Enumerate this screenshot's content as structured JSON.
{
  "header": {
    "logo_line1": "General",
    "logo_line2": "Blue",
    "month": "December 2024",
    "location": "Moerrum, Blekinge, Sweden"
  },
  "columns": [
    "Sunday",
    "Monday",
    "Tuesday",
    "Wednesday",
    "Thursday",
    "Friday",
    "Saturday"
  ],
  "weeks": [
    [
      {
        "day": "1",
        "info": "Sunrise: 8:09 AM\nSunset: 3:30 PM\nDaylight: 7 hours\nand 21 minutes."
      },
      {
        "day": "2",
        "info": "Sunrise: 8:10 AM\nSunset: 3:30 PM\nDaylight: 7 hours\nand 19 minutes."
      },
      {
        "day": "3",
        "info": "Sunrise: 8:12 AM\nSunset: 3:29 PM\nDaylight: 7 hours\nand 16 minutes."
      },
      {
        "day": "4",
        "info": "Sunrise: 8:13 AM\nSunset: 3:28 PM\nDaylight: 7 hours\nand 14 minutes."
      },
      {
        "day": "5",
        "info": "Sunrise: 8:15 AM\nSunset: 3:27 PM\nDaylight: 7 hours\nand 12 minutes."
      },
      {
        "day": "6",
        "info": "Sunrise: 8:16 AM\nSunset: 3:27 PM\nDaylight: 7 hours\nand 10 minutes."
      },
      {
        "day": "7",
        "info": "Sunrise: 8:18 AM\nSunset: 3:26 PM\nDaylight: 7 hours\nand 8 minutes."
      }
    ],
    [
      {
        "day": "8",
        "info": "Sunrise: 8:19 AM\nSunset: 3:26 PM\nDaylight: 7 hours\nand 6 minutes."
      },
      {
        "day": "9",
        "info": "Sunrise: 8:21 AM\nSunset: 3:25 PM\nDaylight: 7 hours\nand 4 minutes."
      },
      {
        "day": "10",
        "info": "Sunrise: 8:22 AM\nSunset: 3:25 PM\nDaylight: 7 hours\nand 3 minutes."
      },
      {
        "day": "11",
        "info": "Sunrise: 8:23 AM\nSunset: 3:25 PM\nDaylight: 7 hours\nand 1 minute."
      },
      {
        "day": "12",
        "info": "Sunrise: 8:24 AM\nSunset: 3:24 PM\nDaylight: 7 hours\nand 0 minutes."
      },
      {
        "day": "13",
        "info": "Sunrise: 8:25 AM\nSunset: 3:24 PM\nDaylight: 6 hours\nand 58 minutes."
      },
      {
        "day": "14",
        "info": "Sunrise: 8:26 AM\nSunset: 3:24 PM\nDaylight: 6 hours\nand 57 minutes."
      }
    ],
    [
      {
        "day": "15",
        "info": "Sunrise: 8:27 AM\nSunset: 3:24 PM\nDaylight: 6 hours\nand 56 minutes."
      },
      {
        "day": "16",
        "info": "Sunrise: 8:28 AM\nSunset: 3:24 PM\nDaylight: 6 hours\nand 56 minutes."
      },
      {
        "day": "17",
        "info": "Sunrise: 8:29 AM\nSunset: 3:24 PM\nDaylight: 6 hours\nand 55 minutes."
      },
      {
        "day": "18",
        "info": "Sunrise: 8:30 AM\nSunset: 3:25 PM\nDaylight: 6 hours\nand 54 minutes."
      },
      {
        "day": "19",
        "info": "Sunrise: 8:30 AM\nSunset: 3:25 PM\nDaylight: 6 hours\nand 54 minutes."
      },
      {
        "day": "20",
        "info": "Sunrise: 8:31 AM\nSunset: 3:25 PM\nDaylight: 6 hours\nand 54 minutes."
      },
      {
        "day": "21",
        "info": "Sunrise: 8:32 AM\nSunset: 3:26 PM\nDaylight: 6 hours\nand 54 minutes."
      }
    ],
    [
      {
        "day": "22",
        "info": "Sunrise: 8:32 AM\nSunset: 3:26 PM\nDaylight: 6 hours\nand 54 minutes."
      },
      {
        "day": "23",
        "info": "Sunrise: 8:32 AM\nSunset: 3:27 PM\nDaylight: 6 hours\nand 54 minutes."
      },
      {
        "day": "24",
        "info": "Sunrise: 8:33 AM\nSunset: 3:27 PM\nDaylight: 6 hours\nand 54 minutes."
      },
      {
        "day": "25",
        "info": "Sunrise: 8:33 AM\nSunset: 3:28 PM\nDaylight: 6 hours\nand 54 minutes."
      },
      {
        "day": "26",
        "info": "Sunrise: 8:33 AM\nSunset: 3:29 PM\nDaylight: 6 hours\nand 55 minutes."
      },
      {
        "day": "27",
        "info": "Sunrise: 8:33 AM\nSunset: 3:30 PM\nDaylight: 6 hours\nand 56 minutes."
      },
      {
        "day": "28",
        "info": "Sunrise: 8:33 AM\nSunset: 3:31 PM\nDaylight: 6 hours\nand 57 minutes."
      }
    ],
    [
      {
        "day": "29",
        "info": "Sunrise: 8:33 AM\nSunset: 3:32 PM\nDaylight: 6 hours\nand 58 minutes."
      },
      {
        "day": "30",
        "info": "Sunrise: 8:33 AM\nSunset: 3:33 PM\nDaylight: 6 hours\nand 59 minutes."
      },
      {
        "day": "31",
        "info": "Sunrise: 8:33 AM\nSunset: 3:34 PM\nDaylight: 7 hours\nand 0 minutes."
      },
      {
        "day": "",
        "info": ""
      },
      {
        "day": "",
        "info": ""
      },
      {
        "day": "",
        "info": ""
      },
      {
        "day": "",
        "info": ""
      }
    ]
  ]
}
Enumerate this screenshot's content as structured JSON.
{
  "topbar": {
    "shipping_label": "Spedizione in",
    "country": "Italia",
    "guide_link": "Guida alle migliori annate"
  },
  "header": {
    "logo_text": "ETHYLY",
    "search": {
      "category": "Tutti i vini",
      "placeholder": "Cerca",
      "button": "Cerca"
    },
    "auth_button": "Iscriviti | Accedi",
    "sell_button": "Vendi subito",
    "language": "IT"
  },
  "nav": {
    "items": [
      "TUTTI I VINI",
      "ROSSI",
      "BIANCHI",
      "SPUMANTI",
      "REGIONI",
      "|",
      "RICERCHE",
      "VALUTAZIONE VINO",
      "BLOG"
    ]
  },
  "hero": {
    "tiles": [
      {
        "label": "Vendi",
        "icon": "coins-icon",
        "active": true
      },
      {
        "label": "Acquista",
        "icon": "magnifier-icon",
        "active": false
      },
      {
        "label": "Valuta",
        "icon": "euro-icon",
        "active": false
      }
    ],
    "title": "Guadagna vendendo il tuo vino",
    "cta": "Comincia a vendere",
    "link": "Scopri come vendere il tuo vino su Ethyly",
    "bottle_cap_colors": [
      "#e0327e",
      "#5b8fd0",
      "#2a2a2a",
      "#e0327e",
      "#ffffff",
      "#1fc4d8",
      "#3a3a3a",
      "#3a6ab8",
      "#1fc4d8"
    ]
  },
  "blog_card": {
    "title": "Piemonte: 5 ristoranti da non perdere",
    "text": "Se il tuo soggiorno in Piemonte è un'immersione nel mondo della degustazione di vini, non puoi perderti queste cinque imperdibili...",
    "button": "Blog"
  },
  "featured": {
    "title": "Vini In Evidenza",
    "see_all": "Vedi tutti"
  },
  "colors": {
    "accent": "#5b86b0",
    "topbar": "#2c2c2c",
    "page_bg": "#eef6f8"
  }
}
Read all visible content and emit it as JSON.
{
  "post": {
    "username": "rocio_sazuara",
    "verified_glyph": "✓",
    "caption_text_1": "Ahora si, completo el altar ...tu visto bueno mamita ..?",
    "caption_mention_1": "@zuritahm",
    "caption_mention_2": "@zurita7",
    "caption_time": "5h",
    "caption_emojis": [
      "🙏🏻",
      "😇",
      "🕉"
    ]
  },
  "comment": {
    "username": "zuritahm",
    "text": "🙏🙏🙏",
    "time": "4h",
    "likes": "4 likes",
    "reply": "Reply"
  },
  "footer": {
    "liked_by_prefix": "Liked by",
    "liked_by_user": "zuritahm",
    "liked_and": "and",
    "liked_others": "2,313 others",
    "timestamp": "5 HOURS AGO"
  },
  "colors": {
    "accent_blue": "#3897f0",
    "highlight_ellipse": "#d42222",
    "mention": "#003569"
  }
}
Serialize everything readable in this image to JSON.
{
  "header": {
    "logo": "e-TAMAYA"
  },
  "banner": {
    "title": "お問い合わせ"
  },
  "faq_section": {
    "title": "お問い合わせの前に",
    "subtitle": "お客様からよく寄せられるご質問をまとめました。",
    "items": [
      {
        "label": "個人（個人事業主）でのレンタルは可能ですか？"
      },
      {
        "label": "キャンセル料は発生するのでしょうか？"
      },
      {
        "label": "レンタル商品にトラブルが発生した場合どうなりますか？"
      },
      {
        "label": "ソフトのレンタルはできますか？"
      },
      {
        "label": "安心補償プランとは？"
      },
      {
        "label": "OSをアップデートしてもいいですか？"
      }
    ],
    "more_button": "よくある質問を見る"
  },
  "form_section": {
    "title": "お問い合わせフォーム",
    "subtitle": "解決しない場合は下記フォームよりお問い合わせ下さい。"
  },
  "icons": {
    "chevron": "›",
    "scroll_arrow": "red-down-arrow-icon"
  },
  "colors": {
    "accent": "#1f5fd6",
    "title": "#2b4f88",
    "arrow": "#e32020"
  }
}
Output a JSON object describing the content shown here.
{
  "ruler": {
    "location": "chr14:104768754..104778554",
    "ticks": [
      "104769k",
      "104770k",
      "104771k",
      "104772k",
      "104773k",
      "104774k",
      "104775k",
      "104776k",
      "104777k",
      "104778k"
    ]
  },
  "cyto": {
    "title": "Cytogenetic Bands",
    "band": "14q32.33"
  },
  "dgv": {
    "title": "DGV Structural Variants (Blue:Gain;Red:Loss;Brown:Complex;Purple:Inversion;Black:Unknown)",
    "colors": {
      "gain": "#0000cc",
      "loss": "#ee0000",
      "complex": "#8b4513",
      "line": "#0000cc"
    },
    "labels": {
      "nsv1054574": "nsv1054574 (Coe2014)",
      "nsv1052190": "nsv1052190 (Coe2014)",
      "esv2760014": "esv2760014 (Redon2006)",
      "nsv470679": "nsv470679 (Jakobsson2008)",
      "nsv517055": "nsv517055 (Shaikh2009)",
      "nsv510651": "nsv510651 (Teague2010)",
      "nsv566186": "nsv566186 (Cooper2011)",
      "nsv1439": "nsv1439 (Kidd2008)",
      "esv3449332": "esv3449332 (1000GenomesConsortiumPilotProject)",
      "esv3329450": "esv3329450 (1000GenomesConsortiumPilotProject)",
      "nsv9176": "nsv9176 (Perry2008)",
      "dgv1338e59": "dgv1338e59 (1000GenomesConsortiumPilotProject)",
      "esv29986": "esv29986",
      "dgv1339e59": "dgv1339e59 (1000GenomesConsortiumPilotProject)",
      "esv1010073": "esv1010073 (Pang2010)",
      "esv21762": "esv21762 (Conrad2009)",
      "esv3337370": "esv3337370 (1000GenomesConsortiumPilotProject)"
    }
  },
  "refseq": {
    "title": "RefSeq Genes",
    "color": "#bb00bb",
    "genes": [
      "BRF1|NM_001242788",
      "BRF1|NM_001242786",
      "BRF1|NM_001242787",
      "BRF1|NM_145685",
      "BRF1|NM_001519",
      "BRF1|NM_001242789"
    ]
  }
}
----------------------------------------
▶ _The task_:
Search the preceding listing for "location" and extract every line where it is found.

▶ _Exercise solution_:
    "location": "Moerrum, Blekinge, Sweden"
    "location": "chr14:104768754..104778554",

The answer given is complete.